New Yorkers Do Not Deserve a Headache
By Mayor Michael R. Bloomberg

Noise is the number one quality-of-life complaint in New York City. Last month, an average of more than 1,000 noise complaints came into our 3-1-1 hotline each day. Most complaints about noise are not frivolous. Blasting stereos, honking horns, and ear-splitting jackhammers can ruin a good night’s sleep and diminish our quality of life. They can also increase our stress levels and lead to unnecessary arguments and altercations. That’s why, a few days ago, our administration unveiled a plan to bring the City’s noise code – which hasn’t been updated in 32 years – into the 21st Century.

Now, we recognize that there’s a balancing act required on this issue. Noise is the inevitable byproduct of our working, thriving city. Our goal is to turn down the volume of noise complaints, while at the same time allowing construction, entertainment, and other business activities to go on in ways that are not as disruptive to New Yorkers.

For instance, we want to encourage the vibrant nightlife that makes New York the fun and exciting city it is. But even in the city that never sleeps, we all need some rest now and then. That’s why we’re proposing to provide clubs that are first-time offenders of the noise code with an option: they can use the money they would have to pay in fines to instead fix their noise problems, which might mean installing more noise-proof insulation. We worked with the nightlife industry to arrive at this consensus solution, and we’re pleased to have their support. We also achieved consensus with the construction industry. Under our proposal, we’ll work together to establish noise management plans. These would, for example, incorporate more use of portable noise barriers and “noise blankets” on power equipment. We’ll also explore cutting back on permits for major construction at night and on weekends in residential areas.

Our proposals would also simplify enforcement against blasting sound systems and dogs that bark continuously. As for ice cream trucks, who doesn’t love them? But a lot of people are annoyed when a truck sits on a corner for hours and blares a jingle over and over again. After receiving many complaints about the trucks – including 243 in the last month alone – we’ve proposed replacing their loud music with a quieter, old-fashioned bell. When the proposal goes to the City Council, public hearings will be held and if better ideas come up, we’ll revise our approach. There’s no reason why New Yorkers can’t enjoy Mister Softee’s delicious ice cream without feeling like he has set up speakers in our living rooms.

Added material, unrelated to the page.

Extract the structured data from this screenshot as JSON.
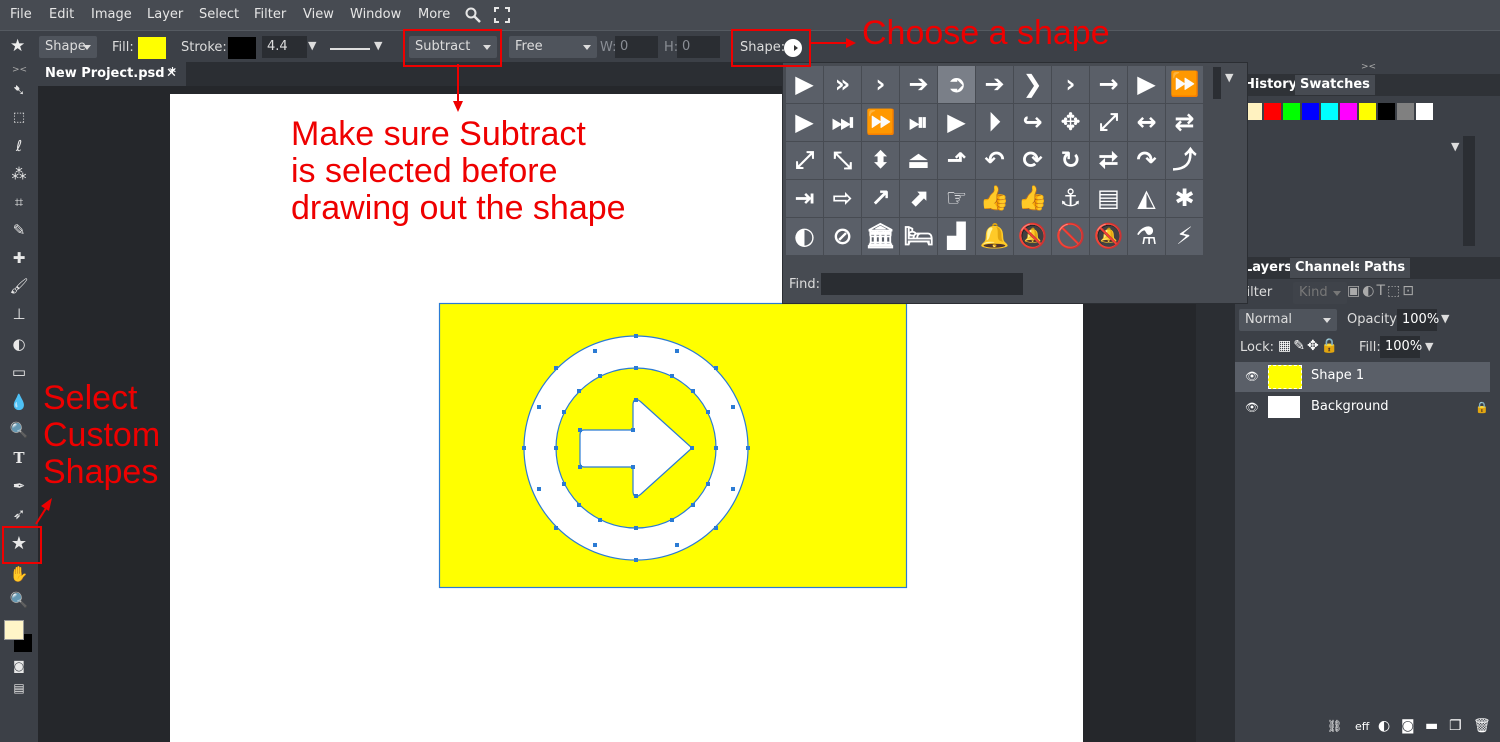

We think we’ve struck a balance that is practical and rational. It’s time that New York adopted the same kind of common sense standards that are used in many other cities.

Noise is a fact of life in New York. But we can improve our quality-of-life if we take reasonable steps to reduce excessive noise.